__About this task__. Go through the listing below. Copy each line that has the string "JSON".
---------------
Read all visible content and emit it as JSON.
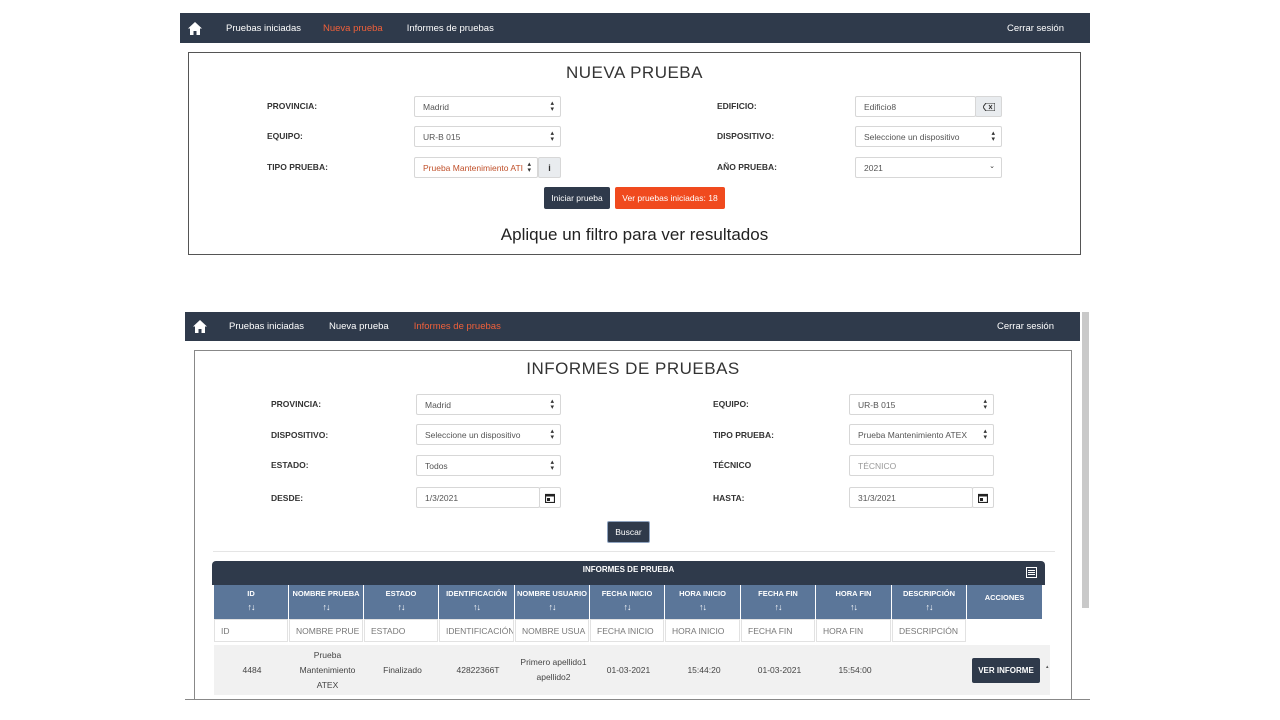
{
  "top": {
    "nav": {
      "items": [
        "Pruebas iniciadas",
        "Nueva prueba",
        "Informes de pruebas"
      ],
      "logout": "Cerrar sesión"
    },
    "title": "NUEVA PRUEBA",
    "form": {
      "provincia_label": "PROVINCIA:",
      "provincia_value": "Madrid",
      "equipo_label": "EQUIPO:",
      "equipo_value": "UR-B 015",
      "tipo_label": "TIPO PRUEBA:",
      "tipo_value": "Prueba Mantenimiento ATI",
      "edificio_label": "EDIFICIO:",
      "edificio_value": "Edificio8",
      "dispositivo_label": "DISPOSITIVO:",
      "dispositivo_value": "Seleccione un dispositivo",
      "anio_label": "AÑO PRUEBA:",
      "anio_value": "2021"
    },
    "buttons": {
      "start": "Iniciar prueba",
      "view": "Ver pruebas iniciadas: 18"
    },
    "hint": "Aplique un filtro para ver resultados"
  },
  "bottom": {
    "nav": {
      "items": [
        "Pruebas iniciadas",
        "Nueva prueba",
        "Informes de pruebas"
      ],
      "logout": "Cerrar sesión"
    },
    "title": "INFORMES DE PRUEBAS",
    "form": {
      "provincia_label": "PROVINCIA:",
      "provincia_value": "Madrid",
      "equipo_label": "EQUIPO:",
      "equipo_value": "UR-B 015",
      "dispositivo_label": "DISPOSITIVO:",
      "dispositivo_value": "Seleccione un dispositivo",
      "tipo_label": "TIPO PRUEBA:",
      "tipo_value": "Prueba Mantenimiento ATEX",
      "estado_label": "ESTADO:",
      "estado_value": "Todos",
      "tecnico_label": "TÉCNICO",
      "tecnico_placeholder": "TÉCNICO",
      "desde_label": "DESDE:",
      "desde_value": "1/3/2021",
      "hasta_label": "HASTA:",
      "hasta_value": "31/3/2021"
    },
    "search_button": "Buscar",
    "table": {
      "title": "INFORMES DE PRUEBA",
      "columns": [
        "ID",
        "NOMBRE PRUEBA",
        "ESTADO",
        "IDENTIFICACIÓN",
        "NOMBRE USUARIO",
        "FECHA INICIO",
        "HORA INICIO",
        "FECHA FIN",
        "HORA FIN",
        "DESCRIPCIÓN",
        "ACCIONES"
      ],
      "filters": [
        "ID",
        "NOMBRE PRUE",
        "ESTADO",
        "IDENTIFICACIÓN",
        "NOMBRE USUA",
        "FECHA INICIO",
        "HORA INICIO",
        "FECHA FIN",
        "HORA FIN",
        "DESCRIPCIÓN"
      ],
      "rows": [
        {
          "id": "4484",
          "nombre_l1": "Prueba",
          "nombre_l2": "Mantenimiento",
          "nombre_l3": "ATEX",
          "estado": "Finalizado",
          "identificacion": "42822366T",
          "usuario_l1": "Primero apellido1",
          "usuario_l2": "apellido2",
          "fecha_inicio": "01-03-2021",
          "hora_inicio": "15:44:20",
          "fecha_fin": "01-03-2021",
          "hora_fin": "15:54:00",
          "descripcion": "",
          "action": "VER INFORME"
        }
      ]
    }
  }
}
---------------
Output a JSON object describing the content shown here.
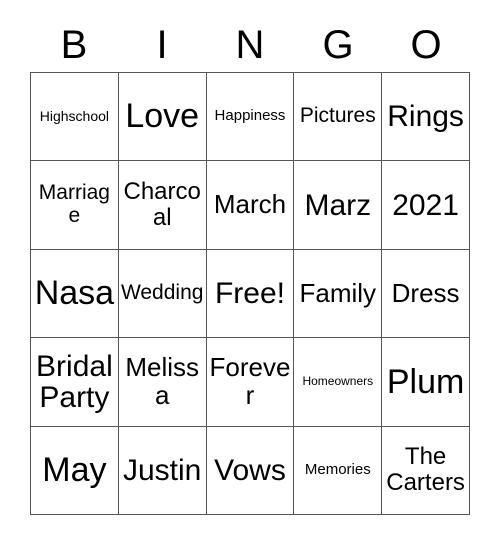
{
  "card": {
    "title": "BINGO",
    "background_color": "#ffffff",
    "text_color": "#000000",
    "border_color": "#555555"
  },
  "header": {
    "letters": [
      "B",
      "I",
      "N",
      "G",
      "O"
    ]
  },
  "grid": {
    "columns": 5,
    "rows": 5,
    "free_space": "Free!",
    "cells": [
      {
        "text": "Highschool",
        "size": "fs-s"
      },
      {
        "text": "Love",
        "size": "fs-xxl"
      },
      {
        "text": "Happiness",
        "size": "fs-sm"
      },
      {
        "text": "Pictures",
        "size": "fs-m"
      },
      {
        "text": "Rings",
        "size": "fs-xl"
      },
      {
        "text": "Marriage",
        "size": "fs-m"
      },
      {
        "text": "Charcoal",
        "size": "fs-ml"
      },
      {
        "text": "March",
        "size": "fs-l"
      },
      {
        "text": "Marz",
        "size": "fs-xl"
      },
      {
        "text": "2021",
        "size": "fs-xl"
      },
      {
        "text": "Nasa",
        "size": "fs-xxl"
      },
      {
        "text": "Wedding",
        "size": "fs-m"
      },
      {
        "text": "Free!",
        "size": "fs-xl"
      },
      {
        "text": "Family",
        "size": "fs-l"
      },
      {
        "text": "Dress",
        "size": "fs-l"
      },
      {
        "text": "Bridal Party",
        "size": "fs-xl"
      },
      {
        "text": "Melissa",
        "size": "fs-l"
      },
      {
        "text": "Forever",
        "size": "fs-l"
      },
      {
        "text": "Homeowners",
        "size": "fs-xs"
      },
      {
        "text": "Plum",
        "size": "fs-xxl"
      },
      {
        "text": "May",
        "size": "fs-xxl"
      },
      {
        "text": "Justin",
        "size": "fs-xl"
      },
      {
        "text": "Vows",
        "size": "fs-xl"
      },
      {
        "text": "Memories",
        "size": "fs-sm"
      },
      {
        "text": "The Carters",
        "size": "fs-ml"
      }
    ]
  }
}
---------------
__Output below__.
Read all visible content and emit it as JSON.
Output a JSON object describing the content shown here.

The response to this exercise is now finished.